Recently, I was privileged to meet a very kind-hearted resident at Baycrest’s long-term care home as a part of my 2015 summer internship with the Baycrest Centre for Learning, Research and Innovation. Following macular degeneration, Eli lost his ability to discern colors. This was a profound loss for someone who had once been a well-known portrait and abstract painter. But loss of vision did not mean loss of interest for Eli. Losing the ability to discern colors should not put a stop to enjoying something one has previously loved! And with that thought, I took on the challenge of re-introducing art into Eli’s life. After a few trials, we found a way to create art as a team, despite changes to his vision. By partaking in several art classes together, we created beautiful art pieces at the Baycrest studio. When others ask Eli about our paintings, he turns to me with a smile and says: “We are two artists that work very well together.”
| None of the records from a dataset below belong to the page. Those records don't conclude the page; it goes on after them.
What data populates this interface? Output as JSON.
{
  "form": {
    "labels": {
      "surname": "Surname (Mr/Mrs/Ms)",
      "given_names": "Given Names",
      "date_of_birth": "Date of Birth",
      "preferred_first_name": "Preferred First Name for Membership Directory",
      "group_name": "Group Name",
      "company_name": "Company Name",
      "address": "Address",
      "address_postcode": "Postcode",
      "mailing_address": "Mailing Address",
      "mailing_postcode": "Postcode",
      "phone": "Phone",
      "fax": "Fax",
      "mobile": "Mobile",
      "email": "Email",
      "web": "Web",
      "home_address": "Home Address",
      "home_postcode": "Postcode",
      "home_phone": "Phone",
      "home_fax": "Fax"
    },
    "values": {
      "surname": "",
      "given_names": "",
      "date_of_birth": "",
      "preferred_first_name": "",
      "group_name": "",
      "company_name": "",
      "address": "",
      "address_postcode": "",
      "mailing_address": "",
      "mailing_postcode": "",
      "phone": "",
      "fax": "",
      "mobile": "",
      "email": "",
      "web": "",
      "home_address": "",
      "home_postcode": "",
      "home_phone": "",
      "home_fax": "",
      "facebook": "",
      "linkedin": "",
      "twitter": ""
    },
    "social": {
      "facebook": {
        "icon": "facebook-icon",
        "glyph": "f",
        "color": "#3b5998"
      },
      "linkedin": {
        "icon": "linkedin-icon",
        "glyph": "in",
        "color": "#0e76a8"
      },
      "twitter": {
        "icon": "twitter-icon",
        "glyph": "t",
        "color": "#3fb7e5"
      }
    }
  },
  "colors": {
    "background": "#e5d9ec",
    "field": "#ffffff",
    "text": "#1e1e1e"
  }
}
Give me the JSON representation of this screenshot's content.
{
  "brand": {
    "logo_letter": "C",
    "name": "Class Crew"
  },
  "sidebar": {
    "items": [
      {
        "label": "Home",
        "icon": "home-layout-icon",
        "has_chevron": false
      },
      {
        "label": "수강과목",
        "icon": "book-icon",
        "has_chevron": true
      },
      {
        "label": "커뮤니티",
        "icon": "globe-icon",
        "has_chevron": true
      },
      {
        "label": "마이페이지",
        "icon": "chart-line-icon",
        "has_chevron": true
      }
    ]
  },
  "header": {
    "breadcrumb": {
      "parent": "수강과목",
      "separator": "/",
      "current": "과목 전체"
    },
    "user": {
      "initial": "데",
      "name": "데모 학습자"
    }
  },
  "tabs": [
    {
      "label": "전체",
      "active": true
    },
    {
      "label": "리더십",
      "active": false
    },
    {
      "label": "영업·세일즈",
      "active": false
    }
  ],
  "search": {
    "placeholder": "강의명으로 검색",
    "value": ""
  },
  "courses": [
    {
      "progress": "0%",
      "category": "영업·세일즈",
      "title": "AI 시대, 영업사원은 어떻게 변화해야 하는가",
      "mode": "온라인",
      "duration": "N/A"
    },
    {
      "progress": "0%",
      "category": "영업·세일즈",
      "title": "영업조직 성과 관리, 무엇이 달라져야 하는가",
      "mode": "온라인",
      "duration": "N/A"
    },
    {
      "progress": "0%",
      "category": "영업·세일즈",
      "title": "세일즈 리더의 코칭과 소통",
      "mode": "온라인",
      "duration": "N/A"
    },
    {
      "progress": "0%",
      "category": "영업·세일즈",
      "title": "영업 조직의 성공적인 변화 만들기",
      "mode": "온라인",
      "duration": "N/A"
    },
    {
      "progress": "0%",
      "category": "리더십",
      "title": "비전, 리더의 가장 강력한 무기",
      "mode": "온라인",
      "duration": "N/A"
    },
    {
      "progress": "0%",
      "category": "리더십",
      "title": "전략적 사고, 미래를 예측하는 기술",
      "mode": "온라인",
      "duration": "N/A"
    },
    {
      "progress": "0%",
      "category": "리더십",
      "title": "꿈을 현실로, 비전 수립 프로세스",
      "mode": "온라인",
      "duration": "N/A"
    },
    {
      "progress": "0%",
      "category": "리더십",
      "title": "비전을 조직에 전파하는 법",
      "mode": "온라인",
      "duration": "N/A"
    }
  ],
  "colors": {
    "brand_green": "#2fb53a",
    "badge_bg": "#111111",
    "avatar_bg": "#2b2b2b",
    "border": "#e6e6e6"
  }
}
Eli and Tina create art together. Credit: Merav Gilboa

Eli and Tina create art together. Credit: Merav Gilboa

Eli introduced me to different art techniques, such as how to properly hold a brush and to mix colors effectively, but most importantly, he taught me an invaluable life lesson. Through this experience, I learned that although the changes accompanying aging may sometimes be difficult to accept or adapt to, we can learn to optimize each person’s abilities. Our society often glorifies youth and disparages aging. Unfortunately, a common misconception is that old age consists merely of physical and mental burdens. With frail aging, some declines in function may be observed; however, healthy aging in later life is frequently a time of growth, gain and fulfillment. We often assume that cognitive impairments, physical disabilities and apathy are inevitable consequences of aging. This is not the case! Many older adults, including Eli, live very rewarding lives during their senior years.

Eli continues to fulfill his passion for painting and does not fail to put a smile on the faces of those around him every day. He is a true inspiration!

 —Tina Felfeli, 2015 LRI summer intern, M.D. Candidate Class of 2019 University of Toronto

 


Related articles:

A reflection on interprofessional learning
Interprofessionalism and creativity
An intern’s experience of frail aging
Stepping into the mind of a long-term care resident with dementia